The case attracted the attention of the Digital Media Law Project, part of Harvard University’s Berkman Center for Internet & Society, which hired University of California at Los Angeles School of Law professor Eugene Volokh to submit an amicus brief in support of Frey. The group supports the rights of online journalists and others who use digital media.
Blockchain Workshop runs June 15-16 at the Millennium Hotel in London and hosts a series of talks covering emerging blockchain payment networks, regulatory challenges, financial inclusion and more. The event is organized by Constance Choi, founder of blockchain law firm Seven Advisory, as well as two Harvard law professionals: Law Lab Co-director John Clippinger and Berkman Center for Internet & Society Research Fellow Primavera De Filippi.
“There’s a growing sense within China that widely used VPN services that were once considered untouchable are now being touched,” said Nathan Freitas, a fellow at the Berkman Center for Internet and Society at Harvard and technical adviser to the Tibet Action Institute.
as data breach fatigue inured you to headlines about high-profile cyberattacks? It’s time to wake up. This week, we’ve learned about a new string of high-profile cyberattacks, this time aimed at accessing the personnel records of U.S. government employees. The breach of the Office of Personnel Management, which allegedly originated in China, was apparently uncovered during attempts to step up cybersecurity.
On Thursday, Susan Crawford, co-director of Harvard’s Berkman Center for Internet and Society and a member of the de Blasio administration’s Broadband Advisory Task Force, wrote a piece on Medium that took a somewhat skeptical view if Governor Andrew Cuomo’s broadband policy, which involves a $500 million investment to be matched by Internet providers, to realize his goal of providing access to high-speed Internet access to all New Yorkers by 2018. While Crawford writes that the plan has lots of “potential” and highlights its “scale and ambition,” she expresses some worry that the state may not have the “aggressive leadership” necessary to ensure that the Internet markets are affordable and the new service available to consumers is affordable.

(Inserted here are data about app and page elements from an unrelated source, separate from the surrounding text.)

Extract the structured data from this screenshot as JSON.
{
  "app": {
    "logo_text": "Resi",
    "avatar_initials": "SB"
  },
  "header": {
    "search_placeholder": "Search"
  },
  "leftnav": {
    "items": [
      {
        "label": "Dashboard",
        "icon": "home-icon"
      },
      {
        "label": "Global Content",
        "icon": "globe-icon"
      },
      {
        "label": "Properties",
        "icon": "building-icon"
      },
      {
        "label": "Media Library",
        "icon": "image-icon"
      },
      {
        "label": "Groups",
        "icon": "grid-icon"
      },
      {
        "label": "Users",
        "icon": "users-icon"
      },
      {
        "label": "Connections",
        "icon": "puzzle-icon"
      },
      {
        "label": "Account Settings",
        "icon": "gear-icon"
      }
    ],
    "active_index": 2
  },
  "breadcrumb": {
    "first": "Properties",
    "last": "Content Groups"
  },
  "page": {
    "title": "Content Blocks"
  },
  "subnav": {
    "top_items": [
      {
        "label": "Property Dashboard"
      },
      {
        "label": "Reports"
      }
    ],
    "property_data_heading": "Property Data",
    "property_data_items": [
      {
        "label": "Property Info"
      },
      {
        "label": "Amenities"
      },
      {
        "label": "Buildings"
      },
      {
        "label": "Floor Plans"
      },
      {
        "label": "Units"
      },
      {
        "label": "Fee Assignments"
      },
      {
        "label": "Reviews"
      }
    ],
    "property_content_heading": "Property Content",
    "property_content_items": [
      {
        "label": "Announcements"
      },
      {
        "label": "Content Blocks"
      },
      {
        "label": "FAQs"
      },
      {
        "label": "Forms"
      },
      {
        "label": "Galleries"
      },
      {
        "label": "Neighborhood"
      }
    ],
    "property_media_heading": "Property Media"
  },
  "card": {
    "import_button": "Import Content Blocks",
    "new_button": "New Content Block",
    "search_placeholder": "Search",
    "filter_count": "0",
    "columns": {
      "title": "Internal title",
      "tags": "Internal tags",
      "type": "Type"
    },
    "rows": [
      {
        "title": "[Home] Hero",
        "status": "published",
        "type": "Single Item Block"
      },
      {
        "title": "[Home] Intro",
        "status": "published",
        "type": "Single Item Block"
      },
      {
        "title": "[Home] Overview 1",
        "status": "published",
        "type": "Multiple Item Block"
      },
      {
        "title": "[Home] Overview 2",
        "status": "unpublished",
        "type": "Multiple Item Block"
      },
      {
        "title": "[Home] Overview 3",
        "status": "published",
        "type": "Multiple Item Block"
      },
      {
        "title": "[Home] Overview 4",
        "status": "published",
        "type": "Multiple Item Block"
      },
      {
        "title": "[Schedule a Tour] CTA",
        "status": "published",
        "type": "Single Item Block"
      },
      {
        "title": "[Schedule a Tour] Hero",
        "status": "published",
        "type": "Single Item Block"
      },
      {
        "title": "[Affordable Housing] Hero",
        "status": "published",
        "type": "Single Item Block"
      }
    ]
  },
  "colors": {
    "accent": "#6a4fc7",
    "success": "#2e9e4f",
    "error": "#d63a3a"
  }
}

“In the context of laws that are very broad, the power to selectively prosecute those that expose things that are critical of the administration’s behavior, while not prosecuting — or prosecuting for a very limited offense — those who leak in a way that supports the administration … is an abuse of power itself,” said Yochai Benkler, a professor at Harvard Law School and co-director of the Berkman Center for Internet and Society. The fact that Snowden remains a fugitive after spurring changes in the law “says more about us and our system than about him,” Benkler added. It’s “a profoundly distorted view of American democracy,” he said.
Condemnation of Broad Surveillance ‘Growing’Cybersecurity expert Bruce Schneier, a fellow at Harvard’s Berkman Center for Internet and Society, told us that he agreed with Snowden that public opinion has shifted regarding surveillance and privacy.”There is widespread condemnation of broad government surveillance of populations,” Schneier said. “It’s tempered by fear, of course, but it’s there. And it’s growing.”